David William Haines was fined $990 after pleading guilty to possessing and producing cannabis and possessing a waterpipe. At 8.40am on March 26, police executed a search warrant at Haines’ Strathdickie address where he handed over a clip seal bag containing 5g of cannabis and a glass water pipe. A search was conducted, during which police found seven cannabis plants in the back yard and a further 13 in the front, beside a set of irrigation pipes. Haines admitted ownership of all the items and said he used the cannabis to help him sleep. Duty lawyer Sherrie Meade said the 61-yearold had never been in court before.
Courtney Victoria Harbers was fined $660 and disqualified from obtaining a licence for five months after pleading guilty to driving while over the general alcohol limit while she was also unlicensed. The 28year-old was caught behind the wheel of a white Volvo sedan on Shute Harbour Road, Airlie Beach, at 1am on March 22. She admitted drinking one glass of vodka and two glasses of red wine between 6 and 11pm on the previous night. Her BAC reading was 0.122 per cent. Harber was unable to produce a driver’s licence at the time and told police she had never held one. In court on Monday, magistrate Haydn Stjernqvist asked her why.
“I never needed one,” she said.
Dates mixed up
Samuel Deane McNaughton said he failed to attend a court-ordered drug-diversion session because of a mix-up over dates. The 22-year-old was scheduled to take part in the drug-diversion program at 11am on March 3, but the court heard he failed to show up. “I’m a little bit dyslexic and I got my dates mixed up,” he said. He received a $330 fine.
A 23-year-old tourist from Andora was not present in court to answer a charge of public nuisance which was dealt with in his absence. At 3.30am on March 16, police in the Airlie CBD were called to assist security guards at a licensed premises, where Miguel Angel Ruiz Pintor had been evicted due to his level of intoxication and unruly behaviour. Police prosecutor Elizabeth Cassells said police explained the lock-out rules to Pintor, who replied by saying, “who is this Queensland law” and “who says I can’t go back in”. Ms Cassells said a little while later, Pintor approached police using his mobile phone as a recording device, again asking “who is this Queensland law” and “who is this direction, why must I do what you say”. She said members of the public were seen shaking their heads in disbelief. Pintor received a $550 fine.
A former teacher and one-time principal found himself before the court on Monday, charged with possessing a drug-related utensil. At 9am on March 25, police executed a search warrant at the Jubilee Pocket home of John Francis Sim. During the search they found a Powerade bottle with a hose and cone-piece attached. Sim reportedly told police he used the pipe to smoke weed, which he described as medicine. Duty lawyer Sherrie Meade said Sim had been self-medicating with cannabis but was now receiving the appropriate help and finding life a lot more enjoyable without it. He received a $330 fine.

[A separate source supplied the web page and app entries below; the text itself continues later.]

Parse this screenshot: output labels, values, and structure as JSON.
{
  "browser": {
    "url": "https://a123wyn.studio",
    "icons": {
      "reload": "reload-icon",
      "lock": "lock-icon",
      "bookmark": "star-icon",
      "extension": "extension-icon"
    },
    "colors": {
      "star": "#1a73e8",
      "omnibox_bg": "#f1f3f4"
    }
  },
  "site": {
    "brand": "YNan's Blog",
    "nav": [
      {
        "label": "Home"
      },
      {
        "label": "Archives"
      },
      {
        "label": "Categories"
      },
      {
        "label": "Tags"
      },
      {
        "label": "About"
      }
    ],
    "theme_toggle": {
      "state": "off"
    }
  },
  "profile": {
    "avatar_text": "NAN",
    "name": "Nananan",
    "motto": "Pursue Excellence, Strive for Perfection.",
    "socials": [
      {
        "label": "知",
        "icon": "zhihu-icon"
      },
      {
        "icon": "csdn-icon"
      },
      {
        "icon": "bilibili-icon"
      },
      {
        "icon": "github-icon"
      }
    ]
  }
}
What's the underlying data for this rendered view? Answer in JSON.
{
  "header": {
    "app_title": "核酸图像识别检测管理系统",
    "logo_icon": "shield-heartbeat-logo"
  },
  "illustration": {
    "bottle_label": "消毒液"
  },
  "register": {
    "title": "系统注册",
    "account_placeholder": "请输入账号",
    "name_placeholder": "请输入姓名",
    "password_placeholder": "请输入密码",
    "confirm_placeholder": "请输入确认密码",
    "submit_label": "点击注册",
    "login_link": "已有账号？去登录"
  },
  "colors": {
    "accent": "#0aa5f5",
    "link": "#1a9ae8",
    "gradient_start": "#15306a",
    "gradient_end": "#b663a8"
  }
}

Fail to attend
Jason Christopher Wills pleaded guilty to contravening a police direction. On March 14 he was issued with a notice requiring him to provide his identification details at the police station within seven days. By March 24 he had failed to attend. The 33-year-old received a $330 fine.